fertilizer to offset the costs of scrubbing the emissions.
• hmp successfully ligated into standard
pSB1C3 backbone, sequenced for gene
verification, and submitted to the iGEM
registry (see Figure 4 and 5).
• Could not successfully amplify nosZ, PCR
product consistently incorrect
• norV isolated, but did not successfully
ligate to test viability
Project Goals
Create BioBrick parts:
• norV - reduces nitric oxide to nitrous
• hmp - forms nitrate from nitric oxide
• nosZ - converts nitrous oxide to nitrogen gas
Utilize pre-existing parts:
• nrfA (Bba_K113001): reduces nitrite to
• norCB (Bba_K896005): reduces nitric
oxide to nitrous oxide3
Incorporate these parts into cyanobacteria,
a photosynthetic microorganism already
capable of fixing carbon dioxide.
Figure 4: hmp plasmid
Figure 5: Digested
hmp/pSB1C3 ligation product
Part Submitted
Figure 2: Simplified Project Schematic
Joe Microbe investigates our project’s coal plant filtration system using genetically modified cyanobacteria for nitrogen fixation with hmp, norV, nosZ, nrfA2, and
norCB3. The products and reactants of the reactions performed by each gene are shown (for simplicity, other reaction components were omitted). Nitrogen gas and
ammonia are produced as inert by-products. Nitrous oxide is also produced and could potentially be extracted for “laughing gas”, but this process would need to be
further explored. Cyanobacteria naturally converts carbon dioxide to oxygen through photosynthesis.
1. Isolate genes from E. coli K-12 and P. aeruginosa PAO1
2. Functionalize parts with promoter, RBS, and terminator
3. Submit parts to BioBrick registry
Making the Parts (See Figure 3):
1. Design primers for nosZ from P. aeruginosa PAO1 and
hmp and norV from E. coli K-12
a. Primers add iGEM prefixes and suffixes
2. Amplify desired sequences
3. Conduct site-directed mutagenesis for norV (and
eventually nosZ)
a. Remove internal PstI site
4. Insert into desired vector

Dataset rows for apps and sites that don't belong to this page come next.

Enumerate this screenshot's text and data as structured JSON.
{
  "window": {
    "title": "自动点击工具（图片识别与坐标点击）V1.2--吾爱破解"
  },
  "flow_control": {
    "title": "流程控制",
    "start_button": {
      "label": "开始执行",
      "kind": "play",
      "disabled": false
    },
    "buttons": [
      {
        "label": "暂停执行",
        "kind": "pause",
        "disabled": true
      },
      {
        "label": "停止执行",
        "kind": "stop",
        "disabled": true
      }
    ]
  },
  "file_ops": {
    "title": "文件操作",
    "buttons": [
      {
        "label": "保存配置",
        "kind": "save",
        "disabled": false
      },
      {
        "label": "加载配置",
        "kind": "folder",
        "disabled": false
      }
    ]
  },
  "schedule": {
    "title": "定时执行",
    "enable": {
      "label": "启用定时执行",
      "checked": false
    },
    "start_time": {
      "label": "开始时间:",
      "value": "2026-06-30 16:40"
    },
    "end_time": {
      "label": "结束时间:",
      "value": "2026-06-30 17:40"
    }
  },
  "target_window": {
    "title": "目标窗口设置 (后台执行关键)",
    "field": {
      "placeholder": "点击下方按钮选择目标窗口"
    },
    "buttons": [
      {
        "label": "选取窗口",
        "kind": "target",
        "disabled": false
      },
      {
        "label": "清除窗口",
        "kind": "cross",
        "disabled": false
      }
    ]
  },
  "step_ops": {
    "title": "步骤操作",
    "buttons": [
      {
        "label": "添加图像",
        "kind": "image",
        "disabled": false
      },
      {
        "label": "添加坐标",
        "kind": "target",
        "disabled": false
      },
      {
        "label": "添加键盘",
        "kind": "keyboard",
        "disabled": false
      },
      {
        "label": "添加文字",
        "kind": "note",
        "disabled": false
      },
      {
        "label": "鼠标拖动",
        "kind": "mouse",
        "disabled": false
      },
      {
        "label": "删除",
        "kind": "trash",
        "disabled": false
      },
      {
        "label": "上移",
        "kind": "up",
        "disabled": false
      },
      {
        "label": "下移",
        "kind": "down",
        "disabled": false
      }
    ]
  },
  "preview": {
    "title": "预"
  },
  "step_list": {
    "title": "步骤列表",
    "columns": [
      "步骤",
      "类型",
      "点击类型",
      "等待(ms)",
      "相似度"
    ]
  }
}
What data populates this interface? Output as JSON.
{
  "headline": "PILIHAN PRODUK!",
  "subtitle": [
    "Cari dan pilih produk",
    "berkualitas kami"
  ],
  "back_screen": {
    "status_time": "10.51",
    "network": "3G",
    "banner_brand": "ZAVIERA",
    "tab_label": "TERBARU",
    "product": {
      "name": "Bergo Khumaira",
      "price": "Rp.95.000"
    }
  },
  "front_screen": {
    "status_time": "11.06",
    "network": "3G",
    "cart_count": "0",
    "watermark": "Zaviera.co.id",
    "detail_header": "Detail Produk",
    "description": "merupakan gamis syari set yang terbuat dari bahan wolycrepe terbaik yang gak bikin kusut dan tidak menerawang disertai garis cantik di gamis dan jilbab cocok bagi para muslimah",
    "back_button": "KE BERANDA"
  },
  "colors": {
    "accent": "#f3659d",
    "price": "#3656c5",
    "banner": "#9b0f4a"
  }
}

1. Schneider, C., and Jonathan Banks. 2010. The Toll From Coal: An Updated Assessment of Death and Disease from
America’s Dirtiest Energy Source. Clean Air Task Force, September.
2. University of Kent iGEM Team – 2013
3. National Yang Ming University – Taipei iGEM Team – 2012
4. Cruz-Ramos, H., Crack, J., Wu, G., Hughes, M. N., Scott, C., Thomson, A. J., ... & Poole, R. K. (2002). NO sensing by
FNR: regulation of the Escherichia coli NO-detoxifying
flavohaemoglobin, Hmp. The EMBO journal, 21(13), 3235-3244.
We would like to thank…
Part BBa_K1370000 is the isolated hmp gene
from Escherichia coli, and produces a
protein, dihydropteridine reductase, which
catalyzes the reduction of nitric oxide to
nitrate.4 The synthesis of its products are
elevated in response to nitrite or nitric oxide
through transcriptional regulation.
Future Work
Figure 3: Project Steps Outline
Troubleshoot norV ligation
Sequence nosZ to determine what PCR
product is
Remove internal site for nosZ
Functionalize by adding promoter, RBS,
Transform parts into cyanobacteria and
Test potential flue emission filtration
systems for design implementation
• Advisors: Dr. Katie Shannon and Dr. David Westenberg
• Donor Fred Kielhorn
• Missouri S&T cDNA Resource Center, SDELC, Student Council, and
the departments of Biological Sciences, Chemistry, and Chemical Engineering